Core D, (Data Science Core) embeds biomedical data scientists within each COE to determine specific analytical needs and to apply modern statistical and computing methods in the longitudinal cohorts and integrated laboratory data to identify disease and outcome trajectories, and translate these results into improved prognostic and treatment response indicators.
Dr. Antony Rosen, the Mary Betty Stevens Professor of Medicine, serves as the Director of the RDRCC. He has a long history of basic and translational research expertise, directing a major laboratory that has made seminal discoveries in apoptosis and autoantigen generation, and autoantibody development and propagation.
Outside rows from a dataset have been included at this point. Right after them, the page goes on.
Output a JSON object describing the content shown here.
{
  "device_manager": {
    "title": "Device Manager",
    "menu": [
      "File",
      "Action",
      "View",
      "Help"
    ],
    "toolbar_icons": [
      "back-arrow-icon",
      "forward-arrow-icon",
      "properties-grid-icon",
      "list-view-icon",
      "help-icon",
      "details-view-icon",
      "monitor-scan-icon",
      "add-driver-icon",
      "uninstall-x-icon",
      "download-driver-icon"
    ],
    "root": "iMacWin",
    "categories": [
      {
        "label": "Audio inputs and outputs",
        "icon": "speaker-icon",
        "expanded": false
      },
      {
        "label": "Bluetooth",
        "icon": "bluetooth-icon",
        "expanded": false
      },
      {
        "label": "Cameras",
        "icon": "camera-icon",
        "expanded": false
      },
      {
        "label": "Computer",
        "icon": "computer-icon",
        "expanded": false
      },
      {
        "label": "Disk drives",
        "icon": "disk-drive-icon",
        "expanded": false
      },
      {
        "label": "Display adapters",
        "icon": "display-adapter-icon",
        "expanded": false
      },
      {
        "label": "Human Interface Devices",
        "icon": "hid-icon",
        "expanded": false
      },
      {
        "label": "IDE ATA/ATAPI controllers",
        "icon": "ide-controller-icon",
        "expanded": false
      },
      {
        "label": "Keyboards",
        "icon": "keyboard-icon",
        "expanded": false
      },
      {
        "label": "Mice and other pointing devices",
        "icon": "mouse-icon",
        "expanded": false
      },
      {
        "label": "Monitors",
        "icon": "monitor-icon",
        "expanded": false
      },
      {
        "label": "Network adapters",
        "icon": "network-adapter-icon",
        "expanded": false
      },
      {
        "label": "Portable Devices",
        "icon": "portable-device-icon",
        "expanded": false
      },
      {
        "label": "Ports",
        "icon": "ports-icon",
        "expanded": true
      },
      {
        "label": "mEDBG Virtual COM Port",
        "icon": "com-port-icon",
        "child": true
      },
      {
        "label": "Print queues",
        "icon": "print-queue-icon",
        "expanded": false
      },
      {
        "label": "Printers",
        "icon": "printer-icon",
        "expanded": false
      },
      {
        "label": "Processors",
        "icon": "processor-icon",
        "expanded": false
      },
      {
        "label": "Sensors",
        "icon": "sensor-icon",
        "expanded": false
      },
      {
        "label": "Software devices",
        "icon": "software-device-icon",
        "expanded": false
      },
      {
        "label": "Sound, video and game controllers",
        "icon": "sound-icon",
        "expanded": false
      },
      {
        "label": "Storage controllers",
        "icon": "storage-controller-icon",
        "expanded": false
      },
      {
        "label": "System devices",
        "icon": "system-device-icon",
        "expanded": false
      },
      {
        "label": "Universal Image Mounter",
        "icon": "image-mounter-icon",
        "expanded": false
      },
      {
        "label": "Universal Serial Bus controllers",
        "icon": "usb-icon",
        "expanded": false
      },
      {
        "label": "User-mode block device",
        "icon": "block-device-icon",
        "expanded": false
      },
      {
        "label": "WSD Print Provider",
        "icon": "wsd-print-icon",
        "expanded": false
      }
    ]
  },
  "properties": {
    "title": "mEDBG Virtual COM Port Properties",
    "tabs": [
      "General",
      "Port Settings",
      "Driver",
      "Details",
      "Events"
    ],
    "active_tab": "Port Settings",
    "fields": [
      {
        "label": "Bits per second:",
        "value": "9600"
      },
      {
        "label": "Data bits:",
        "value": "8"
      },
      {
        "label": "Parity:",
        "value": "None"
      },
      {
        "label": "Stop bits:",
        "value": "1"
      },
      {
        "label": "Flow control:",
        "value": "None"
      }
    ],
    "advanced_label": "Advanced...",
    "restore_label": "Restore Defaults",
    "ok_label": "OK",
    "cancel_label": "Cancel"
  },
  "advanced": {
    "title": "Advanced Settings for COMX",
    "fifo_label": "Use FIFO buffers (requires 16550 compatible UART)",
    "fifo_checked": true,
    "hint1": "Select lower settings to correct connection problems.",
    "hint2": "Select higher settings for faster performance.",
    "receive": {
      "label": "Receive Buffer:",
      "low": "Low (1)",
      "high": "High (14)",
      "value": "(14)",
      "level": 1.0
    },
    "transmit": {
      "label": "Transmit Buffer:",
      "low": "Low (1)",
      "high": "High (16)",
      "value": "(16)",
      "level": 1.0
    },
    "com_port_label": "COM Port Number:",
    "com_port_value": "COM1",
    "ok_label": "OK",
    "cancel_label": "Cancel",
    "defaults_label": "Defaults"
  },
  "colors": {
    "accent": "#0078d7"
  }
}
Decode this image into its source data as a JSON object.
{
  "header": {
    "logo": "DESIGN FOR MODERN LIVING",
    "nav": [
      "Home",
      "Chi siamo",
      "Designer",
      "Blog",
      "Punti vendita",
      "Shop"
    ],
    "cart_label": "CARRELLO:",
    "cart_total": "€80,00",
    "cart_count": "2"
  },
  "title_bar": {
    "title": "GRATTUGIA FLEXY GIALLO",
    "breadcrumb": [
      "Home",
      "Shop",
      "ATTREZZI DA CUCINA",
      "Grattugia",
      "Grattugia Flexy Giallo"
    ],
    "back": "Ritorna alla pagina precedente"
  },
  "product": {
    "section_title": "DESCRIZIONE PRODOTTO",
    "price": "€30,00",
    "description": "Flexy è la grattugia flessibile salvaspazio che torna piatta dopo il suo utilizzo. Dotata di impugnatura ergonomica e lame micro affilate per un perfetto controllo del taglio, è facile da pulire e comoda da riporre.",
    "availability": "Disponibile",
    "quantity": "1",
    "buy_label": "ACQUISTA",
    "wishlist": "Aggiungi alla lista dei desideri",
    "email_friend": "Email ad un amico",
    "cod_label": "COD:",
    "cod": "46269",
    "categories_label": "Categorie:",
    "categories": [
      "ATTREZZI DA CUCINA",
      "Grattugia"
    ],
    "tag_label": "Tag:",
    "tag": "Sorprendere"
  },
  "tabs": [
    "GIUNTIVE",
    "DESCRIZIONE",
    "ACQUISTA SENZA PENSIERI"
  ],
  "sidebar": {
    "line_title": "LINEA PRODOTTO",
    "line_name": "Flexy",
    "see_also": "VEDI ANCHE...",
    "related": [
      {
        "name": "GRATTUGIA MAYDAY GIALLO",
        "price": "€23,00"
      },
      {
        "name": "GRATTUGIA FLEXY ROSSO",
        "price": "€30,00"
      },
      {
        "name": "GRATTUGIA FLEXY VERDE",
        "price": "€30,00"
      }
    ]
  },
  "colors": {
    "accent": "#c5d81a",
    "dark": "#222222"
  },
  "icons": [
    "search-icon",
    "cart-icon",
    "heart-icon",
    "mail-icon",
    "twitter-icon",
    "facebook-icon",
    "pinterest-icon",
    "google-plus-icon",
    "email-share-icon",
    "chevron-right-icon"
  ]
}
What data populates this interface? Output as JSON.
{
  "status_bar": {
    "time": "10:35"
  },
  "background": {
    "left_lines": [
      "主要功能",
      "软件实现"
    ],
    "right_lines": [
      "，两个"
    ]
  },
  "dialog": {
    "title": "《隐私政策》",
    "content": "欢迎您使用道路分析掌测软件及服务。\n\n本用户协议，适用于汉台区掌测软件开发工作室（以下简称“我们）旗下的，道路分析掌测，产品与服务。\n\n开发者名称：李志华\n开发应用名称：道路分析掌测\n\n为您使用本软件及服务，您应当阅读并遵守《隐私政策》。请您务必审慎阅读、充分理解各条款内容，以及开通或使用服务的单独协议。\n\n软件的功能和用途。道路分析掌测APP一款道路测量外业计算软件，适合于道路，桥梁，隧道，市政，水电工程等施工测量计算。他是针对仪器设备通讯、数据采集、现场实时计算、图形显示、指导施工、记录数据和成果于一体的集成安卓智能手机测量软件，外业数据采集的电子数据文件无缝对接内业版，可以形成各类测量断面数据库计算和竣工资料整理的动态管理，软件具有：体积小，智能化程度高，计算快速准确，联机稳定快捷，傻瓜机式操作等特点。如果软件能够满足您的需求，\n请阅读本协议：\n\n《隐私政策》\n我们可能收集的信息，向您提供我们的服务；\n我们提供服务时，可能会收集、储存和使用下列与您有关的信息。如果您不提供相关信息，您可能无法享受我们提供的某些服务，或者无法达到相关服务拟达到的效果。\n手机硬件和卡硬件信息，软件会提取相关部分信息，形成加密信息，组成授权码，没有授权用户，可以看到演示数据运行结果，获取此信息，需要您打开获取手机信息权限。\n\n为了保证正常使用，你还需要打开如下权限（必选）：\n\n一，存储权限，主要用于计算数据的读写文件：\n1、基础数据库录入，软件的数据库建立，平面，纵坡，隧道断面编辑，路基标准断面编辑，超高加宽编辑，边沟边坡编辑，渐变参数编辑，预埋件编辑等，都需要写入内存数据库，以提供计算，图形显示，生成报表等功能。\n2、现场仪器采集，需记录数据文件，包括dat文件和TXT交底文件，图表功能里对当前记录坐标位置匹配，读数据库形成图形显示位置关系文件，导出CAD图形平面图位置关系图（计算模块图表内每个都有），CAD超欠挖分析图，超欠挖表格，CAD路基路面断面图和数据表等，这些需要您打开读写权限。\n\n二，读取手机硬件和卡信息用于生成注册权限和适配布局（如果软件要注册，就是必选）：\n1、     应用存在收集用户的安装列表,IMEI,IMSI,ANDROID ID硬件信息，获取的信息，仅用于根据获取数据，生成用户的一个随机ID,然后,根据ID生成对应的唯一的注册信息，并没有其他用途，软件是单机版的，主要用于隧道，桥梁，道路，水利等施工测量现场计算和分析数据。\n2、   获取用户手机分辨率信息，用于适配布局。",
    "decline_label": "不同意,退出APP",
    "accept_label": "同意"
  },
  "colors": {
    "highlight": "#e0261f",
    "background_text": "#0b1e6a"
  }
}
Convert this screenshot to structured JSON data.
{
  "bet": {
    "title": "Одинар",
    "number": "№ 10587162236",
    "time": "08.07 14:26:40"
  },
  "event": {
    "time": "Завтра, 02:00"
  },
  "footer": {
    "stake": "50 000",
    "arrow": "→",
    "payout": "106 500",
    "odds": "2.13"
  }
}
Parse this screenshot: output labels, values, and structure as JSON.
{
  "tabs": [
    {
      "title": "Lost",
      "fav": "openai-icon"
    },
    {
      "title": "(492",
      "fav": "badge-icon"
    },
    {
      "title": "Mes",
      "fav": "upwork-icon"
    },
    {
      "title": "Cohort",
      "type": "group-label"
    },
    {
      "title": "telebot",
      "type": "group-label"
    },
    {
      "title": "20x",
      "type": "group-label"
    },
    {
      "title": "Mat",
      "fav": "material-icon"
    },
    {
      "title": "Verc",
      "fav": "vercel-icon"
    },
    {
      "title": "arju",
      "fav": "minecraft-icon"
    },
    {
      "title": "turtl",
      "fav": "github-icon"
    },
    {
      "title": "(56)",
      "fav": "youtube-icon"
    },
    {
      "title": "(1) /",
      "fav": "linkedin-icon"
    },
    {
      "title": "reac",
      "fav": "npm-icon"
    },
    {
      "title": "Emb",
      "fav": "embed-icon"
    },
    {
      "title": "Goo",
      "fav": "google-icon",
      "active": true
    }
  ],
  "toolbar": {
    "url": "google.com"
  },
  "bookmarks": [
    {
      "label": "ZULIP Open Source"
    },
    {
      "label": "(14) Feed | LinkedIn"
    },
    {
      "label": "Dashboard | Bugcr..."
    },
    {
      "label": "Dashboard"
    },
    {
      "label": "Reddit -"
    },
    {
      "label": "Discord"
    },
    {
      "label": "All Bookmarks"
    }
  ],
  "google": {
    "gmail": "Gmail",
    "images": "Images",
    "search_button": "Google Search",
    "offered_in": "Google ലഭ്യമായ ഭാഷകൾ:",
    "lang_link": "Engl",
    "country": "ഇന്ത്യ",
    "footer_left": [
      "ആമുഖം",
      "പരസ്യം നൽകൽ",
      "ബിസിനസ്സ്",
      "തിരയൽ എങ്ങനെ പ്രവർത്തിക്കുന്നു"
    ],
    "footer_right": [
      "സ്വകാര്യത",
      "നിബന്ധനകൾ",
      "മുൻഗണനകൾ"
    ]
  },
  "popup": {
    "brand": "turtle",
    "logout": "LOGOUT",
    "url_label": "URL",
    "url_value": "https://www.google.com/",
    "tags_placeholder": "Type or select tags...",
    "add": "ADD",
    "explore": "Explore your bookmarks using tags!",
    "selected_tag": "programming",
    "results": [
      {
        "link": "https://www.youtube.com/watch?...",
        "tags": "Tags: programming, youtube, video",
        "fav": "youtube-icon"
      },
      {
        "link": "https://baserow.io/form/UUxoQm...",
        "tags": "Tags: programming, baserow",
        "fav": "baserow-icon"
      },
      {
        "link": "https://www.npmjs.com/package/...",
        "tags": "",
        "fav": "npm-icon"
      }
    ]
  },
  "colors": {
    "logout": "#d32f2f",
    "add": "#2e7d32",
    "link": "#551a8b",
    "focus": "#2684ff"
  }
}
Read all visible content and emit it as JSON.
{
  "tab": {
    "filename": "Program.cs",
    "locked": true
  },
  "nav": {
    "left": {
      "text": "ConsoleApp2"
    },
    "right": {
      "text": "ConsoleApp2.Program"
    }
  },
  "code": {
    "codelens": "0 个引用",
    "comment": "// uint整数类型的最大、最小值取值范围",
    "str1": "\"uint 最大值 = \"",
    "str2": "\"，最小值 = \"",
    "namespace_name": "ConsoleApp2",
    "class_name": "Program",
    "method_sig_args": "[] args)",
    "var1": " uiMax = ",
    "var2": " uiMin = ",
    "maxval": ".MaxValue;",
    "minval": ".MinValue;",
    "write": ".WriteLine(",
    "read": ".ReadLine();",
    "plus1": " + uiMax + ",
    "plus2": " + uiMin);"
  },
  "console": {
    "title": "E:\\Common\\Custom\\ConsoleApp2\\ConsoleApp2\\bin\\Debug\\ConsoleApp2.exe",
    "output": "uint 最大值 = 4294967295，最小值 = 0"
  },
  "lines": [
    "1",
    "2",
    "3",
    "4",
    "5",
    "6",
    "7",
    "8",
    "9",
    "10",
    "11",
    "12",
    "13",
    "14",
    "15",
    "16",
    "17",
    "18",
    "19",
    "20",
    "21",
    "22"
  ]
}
Dr. Bingham is Professor of Medicine and Director of the Johns Hopkins Arthritis Center and serves as the Co-Director of the RDRCC. He is a skilled clinical investigator in the Rheumatic diseases, with expertise in clinical trials of investigational therapeutics, outcome measure development, translational research on disease initiation and propagation in rheumatoid arthritis and osteoarthritis, and in patient-centered outcomes research. Although Dr. Rosen and Dr. Bingham have largely distinct research skills, they represent the important perspectives of all constituencies of the research base and across the research continuum.
Discoveries Made Possible by RDRCC
The Core Center has generated exciting new knowledge. In the prior funding period, examples include novel autoantibodies that define new disease subgroups: (i) autoantibodies to PAD4 in RA, including PAD-activating autoantibodies, and their association with lung disease; (ii) autoantibodies to HMG coA-reductase in a novel immune-mediated necrotizing myopathy; (iii) antibodies to RNA polymerase III in scleroderma associating with increased cancer risk; and (iv) new description of the phenotype associated with antibodies to MDA5. Additional studies enabled by RDRCC have shown similarities between fibrosis pathways and immune responses in stiff skin syndrome and scleroderma, markers of specific IFN signals in different autoimmune rheumatic diseases; associations between cancer and myositis immune responses; and identification of new serum markers of Lyme disease activity. Clinical studies facilitated by RDRCC include patient centered outcomes research studies in RA; studies on cardiac function and coronary artery calcification in RA; and an evaluation of peripheral quantitative CT (pQCT) for arthritis imaging. Using advanced analytical capabilities through RDRCC studies have been conducted applying Bayesian Hierarchical Models in Scleroderma; and novel big data approaches to explore biomarker-phenotype associations.